    1. Katharine--How marvelous that you have an edible garden! So perfect when you have grandchildren. I once hoped to do some edible landscaping (I love putting nasturtiums and rose geraniums in salad!), but now that coastal California seems to be in permanent drought, I'm going to have to re-landscape with cacti and succulents.

      I don't react to poison ivy either. I grew up in New England and got very cocky about it. But when I moved to California, I discovered I do react to Pacific poison oak. Sigh. Thanks much for stopping by!

  3. Hi, Anne. First, I want you to know I think of you as an old friend. You were blogging back in 2010 when I began, and when WiDo published my memoir In the Mirror in 2011, you reviewed it in some post way, way back. Seems like a hundred years ago in some ways. I stopped blogging, for good I thought, a few years ago because of my disabled daughter. I still care for her, I'm now 76, but Denise Covey, my adopted Sis, won't let me go, and I seem to have gotten a dose of energy enough to motivate me back to re-visit old friends. And to set up a WordPress site. I came across Wealthy Affiliate last December while surfing the net, signed up for their course (it was legit) that taught me how to set up WordPress, I learned about SEO, and recently even signed up for Amazon's Affiliate program. But I have come really to see this all as a challenge. I did it, but didn't get messed up the way you did.

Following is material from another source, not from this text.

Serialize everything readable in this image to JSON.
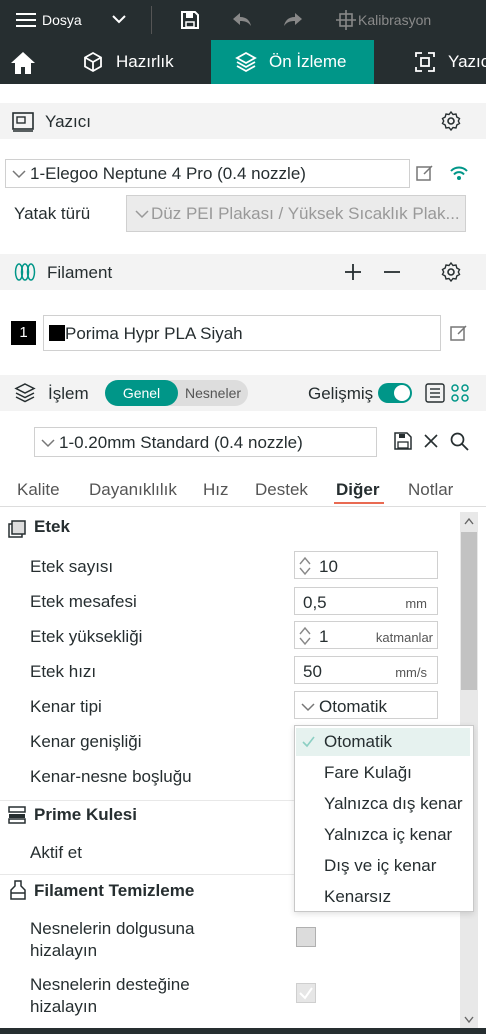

    Which brings me to your recently "woeful" post on your other blog. It was Denise who told me about the post a few days ago, and that's how I found your new blog here, and the review I posted way back sometime (how time seems to fly as I get old-er. Do you feel this way, too?). I remember how good that book was, how well written.

    As for your woes with Wordpress...I'm now heading over to that post to leave my reaction. Thank goodness I never tried to transfer years of posts to WP (in fact, I deleted that first blogspot blog and really don't miss it; but you do have a brand you've developed, and I can see that therein lies the trouble you've had :(

    Anyway, being here reminds me of your short story collection that I bought...sometime back. Read the first story and loved it, and then got bogged down in life, probably my daughter's care or whatever. Now I really want to finish the stories and write a review for you. I will...but I've learned never to promise when :)

    And...I have checked into your blog these past few years to see what you've written. Always something interesting. And have marveled at the books you've completed.

    I do have a blogspot blog set up for the Blogger group with a link to my current WordPress website, hosted through the Wealthy Affiliate people: my goal to share personal stories on it.

    Take care. Until later... Cheers!

    1. Ann--How fantastic to hear from you! I remember that you reviewed my mom's book and that review was such a bright moment for her in her last days. She really, really appreciated it.

      My problem was moving the whole blog. If I'd just left the blogspot blog as is and started over, I probably would have been fine (also if I hadn't partnered with somebody who did not share my "Golden Rule" worldview.) Or I would have been more fine if I'd just stayed with the old blog as is. But I learned a lot.

      And all's well that ends well. The new blog has fewer readers, but it is building up a new fan base. I'm sure it will do fine in the long run.

      Plus now I have this fun little blog to play with.

      Now I'll go search out your new blog. I'm so glad you're still blogging and writing! Hi to Denise!

  4. We do learn from the journey with making friends one of the great perks. We think "if only" but are wise to let go and move on. Hooray for you. I know your dear mother watches over you. So glad she liked my review. It's a story to read and reread.

    1. Ann--That review meant so much to my mom. It was one of the last things I read to her.

  5. Love these posts on plants.
    There definitely sounds like there's a book in that legend. :)

    1. Tyrean--Doesn't it sound like a great premise for a historical novel or a treasure hunt mystery?